Reproduce every line in the listing that contains the word "Edge".

Records provided below:

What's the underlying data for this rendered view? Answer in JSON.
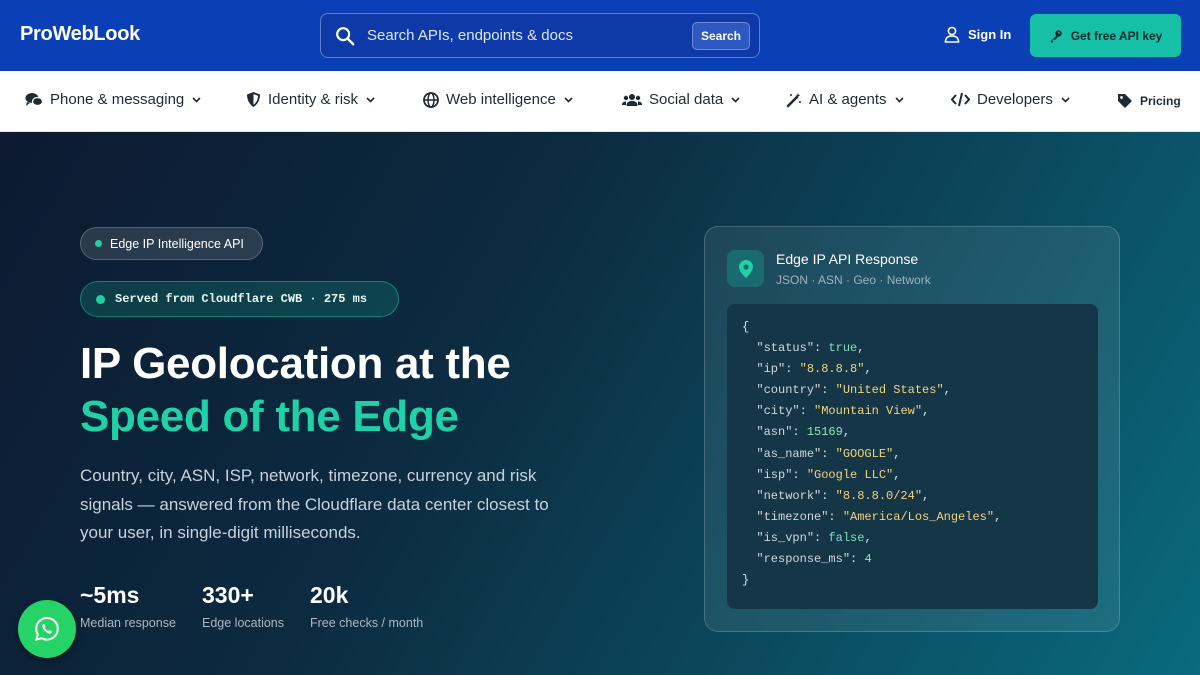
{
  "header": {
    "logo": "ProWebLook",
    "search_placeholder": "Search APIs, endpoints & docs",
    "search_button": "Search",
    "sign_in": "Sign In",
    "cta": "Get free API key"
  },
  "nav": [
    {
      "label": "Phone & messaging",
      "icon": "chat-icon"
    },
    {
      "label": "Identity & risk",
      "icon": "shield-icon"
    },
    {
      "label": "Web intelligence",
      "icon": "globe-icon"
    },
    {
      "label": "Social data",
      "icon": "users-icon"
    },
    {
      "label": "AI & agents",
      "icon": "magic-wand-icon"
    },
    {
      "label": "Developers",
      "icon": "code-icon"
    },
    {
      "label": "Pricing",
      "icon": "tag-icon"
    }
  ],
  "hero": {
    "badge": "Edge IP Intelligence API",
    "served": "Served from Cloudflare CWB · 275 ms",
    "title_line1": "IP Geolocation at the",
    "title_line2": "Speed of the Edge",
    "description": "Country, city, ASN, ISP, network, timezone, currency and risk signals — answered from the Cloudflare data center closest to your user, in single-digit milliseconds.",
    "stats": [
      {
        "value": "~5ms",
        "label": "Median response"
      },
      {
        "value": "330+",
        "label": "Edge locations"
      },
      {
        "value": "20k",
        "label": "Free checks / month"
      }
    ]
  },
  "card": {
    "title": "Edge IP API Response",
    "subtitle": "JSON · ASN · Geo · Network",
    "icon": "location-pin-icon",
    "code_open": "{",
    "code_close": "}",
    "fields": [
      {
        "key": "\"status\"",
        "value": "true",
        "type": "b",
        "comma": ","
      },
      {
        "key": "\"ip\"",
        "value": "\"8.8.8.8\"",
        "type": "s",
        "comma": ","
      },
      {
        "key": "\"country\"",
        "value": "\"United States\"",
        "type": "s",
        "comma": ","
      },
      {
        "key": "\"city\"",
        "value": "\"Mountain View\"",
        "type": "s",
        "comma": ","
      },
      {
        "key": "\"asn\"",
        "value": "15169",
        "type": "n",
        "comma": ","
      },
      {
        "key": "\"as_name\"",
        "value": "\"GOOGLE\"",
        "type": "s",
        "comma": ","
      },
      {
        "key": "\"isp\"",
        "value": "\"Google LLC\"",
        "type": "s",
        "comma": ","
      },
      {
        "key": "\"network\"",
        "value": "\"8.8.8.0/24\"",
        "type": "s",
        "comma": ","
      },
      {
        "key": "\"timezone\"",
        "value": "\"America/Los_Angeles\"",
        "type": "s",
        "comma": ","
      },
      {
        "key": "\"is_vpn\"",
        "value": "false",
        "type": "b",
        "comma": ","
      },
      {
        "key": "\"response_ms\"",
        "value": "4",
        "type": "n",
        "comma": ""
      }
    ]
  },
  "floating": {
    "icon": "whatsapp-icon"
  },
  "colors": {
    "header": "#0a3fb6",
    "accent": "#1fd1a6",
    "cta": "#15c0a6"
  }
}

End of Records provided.

■ **Completed exercise**
    "badge": "Edge IP Intelligence API",
    "title_line2": "Speed of the Edge",
        "label": "Edge locations"
    "title": "Edge IP API Response",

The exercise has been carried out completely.